When browsing mouthpieces, you should also take the tip of the mouthpiece into consideration. At the tip, the reed meets the end of the mouthpiece and the size of the opening at the tip affects the ease and quality of tone production. In most cases, tips are classified into two categories: closed and open. The narrower the tip is, the harder the reed has to be. A closed tip has the the least resistance and produces the darkest tone, while open tips have a lot of resistance and have a brighter tone. For this reason, beginners should choose a mouthpiece with a medium-sized tip-opening, which works well with a medium-hard reed. Just keep in mind, experimenting with reed firmness is essential each time you get a new mouthpiece, regardless of the tip.
One important thing to keep in mind when shopping for a clarinet mouthpiece is that all mouthpieces are instrument-specific, so you must purchase a mouthpiece that’s designed specifically for the clarinet. For example, a saxophone mouthpiece can’t be used on a clarinet, and an alto sax mouthpiece can’t be used on a tenor sax. Music & Arts makes it easy to shop for clarinet mouthpieces by allowing you to filter your search by specific instrument types. The clarinet mouthpieces we sell on our website include Bb, Eb, bass clarinet, and specialty clarinet mouthpieces.
The ligature is a circular piece of metal or rubber that hold the reed to the mouthpiece. Although every mouthpiece needs a ligature, most sellers don’t automatically include them with every mouthpiece. In most cases, manufacturers do offer replacement ligatures that can be purchased individually. While metal ligatures are adequate in most situations, some band or orchestra teachers prefer the higher quality of rubber ligatures. Other mouthpiece accessories available on the market include mouthpiece caps, which can also be purchased separately. These are a wise investment in the instrument, as they’ll protect the mouthpiece in case anyone accidentally knocks the instrument over.
Used Clarinet Mouthpieces
Although many experts recommend purchasing new mouthpieces for sanitary purposes, purchasing a used clarinet mouthpiece can save money if you’re on a strict budget or aren’t sure if you’re going to stick with the instrument. Regardless of the material, a used mouthpiece shouldn’t have any visible chips or cracks. Slight discoloration is acceptable, unless you’re overly concerned about how your instrument will look. When purchasing a used mouthpiece, make sure it’s in good condition. While sites like eBay are chock full of used mouthpieces, you should proceed with caution- since you can’t see the mouthpiece and you don’t personally know the seller, only purchase from eBay as a last resort.
Buy Clarinet Mouthpieces at M&A
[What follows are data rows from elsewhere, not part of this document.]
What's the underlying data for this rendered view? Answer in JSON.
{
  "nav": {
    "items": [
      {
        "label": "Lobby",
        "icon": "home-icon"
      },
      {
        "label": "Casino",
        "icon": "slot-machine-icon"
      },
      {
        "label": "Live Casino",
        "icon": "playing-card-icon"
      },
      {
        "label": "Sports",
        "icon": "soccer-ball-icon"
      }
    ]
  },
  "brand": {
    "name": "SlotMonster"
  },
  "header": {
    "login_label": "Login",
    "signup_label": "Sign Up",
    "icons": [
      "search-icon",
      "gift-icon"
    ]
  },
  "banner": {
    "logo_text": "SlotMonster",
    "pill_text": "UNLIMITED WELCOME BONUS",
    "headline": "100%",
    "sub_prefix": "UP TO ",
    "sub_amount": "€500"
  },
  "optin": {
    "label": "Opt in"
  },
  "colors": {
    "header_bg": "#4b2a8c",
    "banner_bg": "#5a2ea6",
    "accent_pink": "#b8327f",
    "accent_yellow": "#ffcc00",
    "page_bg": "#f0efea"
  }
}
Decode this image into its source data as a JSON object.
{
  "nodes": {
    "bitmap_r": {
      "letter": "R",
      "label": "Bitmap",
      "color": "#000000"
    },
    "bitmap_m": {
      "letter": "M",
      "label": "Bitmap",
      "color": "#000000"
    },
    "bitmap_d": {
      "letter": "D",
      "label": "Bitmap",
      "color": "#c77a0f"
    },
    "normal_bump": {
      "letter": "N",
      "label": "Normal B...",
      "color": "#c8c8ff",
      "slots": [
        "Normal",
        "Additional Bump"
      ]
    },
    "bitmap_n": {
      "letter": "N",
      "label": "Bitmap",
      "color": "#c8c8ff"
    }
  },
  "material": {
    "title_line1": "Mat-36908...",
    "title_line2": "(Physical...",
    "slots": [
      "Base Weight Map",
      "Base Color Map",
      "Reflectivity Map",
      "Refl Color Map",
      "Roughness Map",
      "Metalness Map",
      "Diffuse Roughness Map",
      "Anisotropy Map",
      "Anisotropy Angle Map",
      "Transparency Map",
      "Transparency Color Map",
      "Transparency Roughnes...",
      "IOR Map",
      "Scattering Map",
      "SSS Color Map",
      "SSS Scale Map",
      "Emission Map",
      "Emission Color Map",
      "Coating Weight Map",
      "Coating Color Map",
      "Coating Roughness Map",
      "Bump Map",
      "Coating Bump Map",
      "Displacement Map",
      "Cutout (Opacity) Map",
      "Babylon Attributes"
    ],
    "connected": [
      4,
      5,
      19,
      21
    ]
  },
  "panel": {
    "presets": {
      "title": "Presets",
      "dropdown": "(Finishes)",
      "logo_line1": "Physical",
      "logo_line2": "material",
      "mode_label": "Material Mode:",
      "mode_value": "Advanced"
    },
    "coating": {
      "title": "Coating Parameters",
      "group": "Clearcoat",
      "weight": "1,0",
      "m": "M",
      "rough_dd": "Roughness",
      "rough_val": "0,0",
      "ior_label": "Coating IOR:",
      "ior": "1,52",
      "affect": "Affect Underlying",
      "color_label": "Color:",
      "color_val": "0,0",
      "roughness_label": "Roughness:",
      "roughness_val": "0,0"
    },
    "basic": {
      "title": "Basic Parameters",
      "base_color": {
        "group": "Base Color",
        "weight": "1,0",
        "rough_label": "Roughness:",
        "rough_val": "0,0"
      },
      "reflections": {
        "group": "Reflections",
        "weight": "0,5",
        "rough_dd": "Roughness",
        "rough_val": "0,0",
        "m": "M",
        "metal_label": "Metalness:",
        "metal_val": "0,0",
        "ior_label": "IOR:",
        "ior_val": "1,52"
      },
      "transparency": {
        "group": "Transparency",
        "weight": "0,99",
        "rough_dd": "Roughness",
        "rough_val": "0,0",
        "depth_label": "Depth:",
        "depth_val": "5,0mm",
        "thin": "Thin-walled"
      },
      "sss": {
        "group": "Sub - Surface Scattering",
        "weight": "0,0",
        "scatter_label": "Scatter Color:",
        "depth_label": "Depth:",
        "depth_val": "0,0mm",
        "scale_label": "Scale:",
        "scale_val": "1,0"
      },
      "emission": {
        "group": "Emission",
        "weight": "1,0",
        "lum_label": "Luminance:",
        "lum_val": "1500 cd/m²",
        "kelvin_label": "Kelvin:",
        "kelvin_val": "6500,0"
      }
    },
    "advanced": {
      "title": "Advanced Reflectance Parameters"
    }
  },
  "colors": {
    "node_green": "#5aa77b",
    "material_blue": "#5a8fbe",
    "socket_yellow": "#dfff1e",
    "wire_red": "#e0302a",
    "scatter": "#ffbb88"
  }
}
At Music & Arts, we’re dedicated to bringing you one of the largest offerings of marching band and orchestral instruments, products, and accessories in the world. As a one-stop shop for students, parents, and educators, you’ll find clarinet mouthpieces from some of the top manufacturers, including Vandoren and Yamaha. Remember, when selecting a clarinet mouthpiece you should take the musician’s skill level and desired sound into consideration. If your child is a student, a great place to start is by speaking with their music teacher or band instructor.
Need a reed, too? Learn How to Choose a Clarinet Reed.
i need a good clarinet mouth piece
Do you have a clarinet mouthpiece tryout program?
where can i find a missing piece on a metal clarinet between the mouthpiece and clarinet?
Do you have rubber ligatures for b flat clarinets?
I need a new mouthpiece for mine for band can I buy one? Or do I need a whole new clarinet?